Before the trial in this case, respondent gave petitioners copies of Forms 4340 relating to their 1996-2001 tax years which showed that the amounts at issue were properly assessed. Generally, courts have held that Form 4340 provides at least presumptive evidence that a tax has been validly assessed under section 6203. See e.g., Huff v. United States , 10 F.3d 1440, 1445 (9th Cir. 1993); Hefti v. Internal Revenue Service , 8 F.3d 1169, 1172 (7th Cir. 1993); Geiselman v. United States , 961 F.2d 1, 5-6 (1st Cir. 1992); Rocovich v. United States , 933 F.2d 991, 994 (Fed. Cir. 1991); United States v. Chila , supra at 1017-1018; United States v. Miller , 318 F.2d 637, 638-639 (7th Cir. 1963); Davis v. Commissioner , 115 T.C. 35, 40-41 (2000).
Respondent properly determined that the requirements of applicable law or administrative procedures were met. Petitioners did not show that there was any irregularity in the assessment procedure that would raise a question about the validity of the assessments.
At trial, petitioners contended that respondent's collection activities will impose an undue hardship on them and the matter should be remanded to respondent's Appeals Office for further consideration. We disagree.
Generally, this Court does not consider arguments, issues, or other matter known to the taxpayer but not raised during the collection hearing or otherwise brought to the attention of the Appeals Office. Magana v. Commissioner , 118 T.C. 488, 493 (2002) (taxpayer not permitted to raise in the judicial proceeding illness and hardship as defenses to the Commissioner's collection action where those matters were known to but not raised by the taxpayer during the administrative proceeding); 4 see also sec. 301.6320-1(f)(2), Q & A-F5, Proced. & Admin. Regs. Like the taxpayers in Magana , petitioners knew about their hardship claim during the administrative process and could have but did not raise it.
4 ═ Other cases so holding include Zapara v. Commissioner , 124 T.C. 223, 243 (2005); Kendricks v. Commissioner , 124 T.C. 69, 79 (2005); Keene v. Commissioner , 121 T.C. 8, 18 (2003); Washington v. Commissioner , 120 T.C. 114, 123-124 (2003); Miller v. Commissioner , 115 T.C. 582, 589 n.2 (2000), affd. 21 Fed. Appx. 160 (4th Cir. 2001).
The settlement officer assigned to petitioners' case offered petitioners several opportunities to propose collection alternatives or to provide other pertinent information. However, petitioners responded with nothing but frivolous arguments. Petitioners did not make an offer in compromise, offer to pay their delinquent taxes under an installment plan, or tell the settlement officer that petitioner had requested assistance on hardship grounds from the Taxpayer Advocate Service.
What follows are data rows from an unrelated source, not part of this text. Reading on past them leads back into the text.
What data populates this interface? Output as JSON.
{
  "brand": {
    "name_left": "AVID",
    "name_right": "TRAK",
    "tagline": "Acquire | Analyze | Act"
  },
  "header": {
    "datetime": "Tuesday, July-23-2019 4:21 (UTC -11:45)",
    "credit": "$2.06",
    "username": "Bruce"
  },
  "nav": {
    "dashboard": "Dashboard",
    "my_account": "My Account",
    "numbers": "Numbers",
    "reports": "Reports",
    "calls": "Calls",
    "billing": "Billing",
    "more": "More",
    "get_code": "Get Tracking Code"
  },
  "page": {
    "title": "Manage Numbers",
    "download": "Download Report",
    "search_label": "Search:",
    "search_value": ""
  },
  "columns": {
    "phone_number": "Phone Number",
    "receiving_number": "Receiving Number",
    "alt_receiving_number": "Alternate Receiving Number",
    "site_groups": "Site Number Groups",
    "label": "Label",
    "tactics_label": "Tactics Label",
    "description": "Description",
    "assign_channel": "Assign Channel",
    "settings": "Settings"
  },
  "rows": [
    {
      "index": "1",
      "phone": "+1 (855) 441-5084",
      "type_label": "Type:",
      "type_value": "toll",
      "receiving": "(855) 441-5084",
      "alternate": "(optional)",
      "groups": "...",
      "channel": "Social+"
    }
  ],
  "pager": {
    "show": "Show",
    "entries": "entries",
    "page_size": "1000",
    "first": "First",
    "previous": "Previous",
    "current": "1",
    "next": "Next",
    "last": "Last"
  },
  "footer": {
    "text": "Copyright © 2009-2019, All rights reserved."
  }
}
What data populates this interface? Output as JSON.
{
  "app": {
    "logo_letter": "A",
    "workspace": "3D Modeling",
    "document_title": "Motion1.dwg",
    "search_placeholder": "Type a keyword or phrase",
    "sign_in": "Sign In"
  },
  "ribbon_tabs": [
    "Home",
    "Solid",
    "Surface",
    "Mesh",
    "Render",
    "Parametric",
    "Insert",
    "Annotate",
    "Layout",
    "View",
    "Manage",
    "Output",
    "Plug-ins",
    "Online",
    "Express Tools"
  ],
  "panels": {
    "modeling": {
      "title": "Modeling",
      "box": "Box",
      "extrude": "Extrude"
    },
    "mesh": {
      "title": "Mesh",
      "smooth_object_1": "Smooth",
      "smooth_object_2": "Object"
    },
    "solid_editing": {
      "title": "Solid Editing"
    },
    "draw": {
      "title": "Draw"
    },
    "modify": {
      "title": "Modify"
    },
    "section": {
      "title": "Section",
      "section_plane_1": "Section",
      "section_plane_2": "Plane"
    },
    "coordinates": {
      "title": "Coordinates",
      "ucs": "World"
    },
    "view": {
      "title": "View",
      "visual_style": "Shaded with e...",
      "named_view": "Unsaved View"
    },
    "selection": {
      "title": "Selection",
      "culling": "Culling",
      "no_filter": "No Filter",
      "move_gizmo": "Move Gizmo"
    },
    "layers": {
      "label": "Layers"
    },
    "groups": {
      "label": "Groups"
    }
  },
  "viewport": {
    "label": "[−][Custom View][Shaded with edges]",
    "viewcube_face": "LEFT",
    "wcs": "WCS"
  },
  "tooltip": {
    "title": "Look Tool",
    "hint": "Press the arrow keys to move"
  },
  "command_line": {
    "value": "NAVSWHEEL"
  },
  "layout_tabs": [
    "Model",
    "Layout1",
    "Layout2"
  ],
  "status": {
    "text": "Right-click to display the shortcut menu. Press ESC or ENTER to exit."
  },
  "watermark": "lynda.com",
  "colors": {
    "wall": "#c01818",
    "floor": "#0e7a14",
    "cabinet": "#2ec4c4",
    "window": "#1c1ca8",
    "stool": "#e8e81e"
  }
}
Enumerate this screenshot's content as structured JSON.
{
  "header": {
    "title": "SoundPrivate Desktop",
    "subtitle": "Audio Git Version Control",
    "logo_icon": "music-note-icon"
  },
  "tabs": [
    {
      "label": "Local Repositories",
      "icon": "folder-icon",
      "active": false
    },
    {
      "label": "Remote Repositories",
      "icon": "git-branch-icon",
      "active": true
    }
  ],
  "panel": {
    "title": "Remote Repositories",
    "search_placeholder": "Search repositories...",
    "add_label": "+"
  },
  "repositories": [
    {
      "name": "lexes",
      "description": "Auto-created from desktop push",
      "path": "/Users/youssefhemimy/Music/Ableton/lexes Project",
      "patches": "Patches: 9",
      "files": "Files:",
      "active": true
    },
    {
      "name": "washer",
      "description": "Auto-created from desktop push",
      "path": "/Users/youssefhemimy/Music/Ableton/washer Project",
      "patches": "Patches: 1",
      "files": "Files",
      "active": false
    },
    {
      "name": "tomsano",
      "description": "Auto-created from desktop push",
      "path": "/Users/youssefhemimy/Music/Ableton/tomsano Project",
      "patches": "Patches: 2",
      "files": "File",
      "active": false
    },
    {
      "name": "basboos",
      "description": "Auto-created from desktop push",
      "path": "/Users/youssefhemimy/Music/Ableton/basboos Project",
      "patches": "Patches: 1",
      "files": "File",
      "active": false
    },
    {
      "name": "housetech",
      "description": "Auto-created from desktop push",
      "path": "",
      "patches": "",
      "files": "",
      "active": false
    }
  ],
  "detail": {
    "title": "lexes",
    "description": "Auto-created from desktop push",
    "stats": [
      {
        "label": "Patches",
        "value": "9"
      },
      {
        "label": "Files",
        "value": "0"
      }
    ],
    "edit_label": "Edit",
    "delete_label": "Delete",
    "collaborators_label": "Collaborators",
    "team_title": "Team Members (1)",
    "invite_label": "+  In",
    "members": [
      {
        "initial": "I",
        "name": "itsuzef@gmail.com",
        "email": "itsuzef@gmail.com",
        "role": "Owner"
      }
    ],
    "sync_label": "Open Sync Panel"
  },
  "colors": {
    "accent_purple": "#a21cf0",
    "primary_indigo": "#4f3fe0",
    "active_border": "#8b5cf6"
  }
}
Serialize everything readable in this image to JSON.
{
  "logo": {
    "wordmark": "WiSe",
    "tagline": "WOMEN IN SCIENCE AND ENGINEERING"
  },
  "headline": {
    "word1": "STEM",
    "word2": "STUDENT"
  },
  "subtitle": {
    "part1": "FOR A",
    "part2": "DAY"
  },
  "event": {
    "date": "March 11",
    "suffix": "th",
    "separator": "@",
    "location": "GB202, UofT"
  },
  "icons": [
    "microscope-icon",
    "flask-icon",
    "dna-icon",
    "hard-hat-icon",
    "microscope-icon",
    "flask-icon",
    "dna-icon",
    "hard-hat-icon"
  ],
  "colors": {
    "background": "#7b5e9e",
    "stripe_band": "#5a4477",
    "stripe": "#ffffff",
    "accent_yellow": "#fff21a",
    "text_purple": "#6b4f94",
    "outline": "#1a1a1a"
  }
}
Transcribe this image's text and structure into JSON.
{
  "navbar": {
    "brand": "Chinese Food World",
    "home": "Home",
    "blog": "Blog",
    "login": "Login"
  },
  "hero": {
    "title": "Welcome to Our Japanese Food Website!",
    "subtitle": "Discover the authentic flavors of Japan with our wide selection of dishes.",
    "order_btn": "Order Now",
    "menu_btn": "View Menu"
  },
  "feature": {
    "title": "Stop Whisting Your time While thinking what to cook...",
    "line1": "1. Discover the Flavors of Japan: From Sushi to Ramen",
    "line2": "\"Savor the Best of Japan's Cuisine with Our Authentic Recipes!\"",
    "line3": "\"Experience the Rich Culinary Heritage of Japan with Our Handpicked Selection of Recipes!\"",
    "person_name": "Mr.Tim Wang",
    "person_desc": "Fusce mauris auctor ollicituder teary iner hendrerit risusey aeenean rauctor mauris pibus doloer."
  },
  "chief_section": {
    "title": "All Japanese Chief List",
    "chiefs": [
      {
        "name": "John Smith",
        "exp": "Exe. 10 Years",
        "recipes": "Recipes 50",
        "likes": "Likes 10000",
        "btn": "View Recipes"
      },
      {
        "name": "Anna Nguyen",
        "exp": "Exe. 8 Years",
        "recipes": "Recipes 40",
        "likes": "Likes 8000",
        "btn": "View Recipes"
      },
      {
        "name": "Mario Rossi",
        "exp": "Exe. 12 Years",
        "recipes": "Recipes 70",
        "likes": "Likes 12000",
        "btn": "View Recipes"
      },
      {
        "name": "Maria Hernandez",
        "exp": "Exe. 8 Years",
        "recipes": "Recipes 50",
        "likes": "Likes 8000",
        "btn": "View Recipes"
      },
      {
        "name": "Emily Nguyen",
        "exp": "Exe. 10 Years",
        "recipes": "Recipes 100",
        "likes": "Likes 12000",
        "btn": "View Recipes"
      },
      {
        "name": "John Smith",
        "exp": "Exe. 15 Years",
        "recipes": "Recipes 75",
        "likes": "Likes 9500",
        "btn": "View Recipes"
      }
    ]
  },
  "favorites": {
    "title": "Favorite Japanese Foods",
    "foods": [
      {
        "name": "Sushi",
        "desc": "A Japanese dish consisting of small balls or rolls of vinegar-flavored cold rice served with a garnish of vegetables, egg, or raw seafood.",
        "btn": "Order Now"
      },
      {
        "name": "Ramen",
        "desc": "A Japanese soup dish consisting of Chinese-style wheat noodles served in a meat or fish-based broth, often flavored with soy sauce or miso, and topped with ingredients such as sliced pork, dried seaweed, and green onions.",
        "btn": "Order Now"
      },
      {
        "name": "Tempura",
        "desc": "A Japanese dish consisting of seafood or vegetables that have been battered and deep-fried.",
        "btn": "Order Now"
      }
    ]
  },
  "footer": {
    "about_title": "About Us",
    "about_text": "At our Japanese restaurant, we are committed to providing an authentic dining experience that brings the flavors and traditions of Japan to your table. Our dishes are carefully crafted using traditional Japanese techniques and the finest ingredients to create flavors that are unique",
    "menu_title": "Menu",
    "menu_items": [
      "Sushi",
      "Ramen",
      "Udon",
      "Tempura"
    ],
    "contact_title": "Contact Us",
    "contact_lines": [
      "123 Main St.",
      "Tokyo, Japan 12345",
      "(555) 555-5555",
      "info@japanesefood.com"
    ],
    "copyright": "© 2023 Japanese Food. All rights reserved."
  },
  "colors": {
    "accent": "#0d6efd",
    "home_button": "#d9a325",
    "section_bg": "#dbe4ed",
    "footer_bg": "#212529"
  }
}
Petitioners did not give the Appeals Office the opportunity to conduct an independent review of their financial circumstances. Other than submitting a copy of the Countrywide complaint, petitioners offered the Court no support for their hardship claim.
Petitioners are in their late 50s and have both been gainfully employed in recent years. There is no indication (a) how petitioners used the funds that should have been withheld from petitioner's wages, (b) that petitioners have dependents or unusual financial demands, or (c) that the proposed collection actions would cause petitioners to be unable to pay their reasonable basic living expenses. See sec. 301.6343-1, Proced. & Admin. Regs.
Petitioners had the opportunity to present information relating to financial hardship at the administrative and judicial stages of this cases, but preferred to make frivolous arguments. We sustain respondent's determinations.
To reflect the foregoing,
Decisions will be entered for respondent.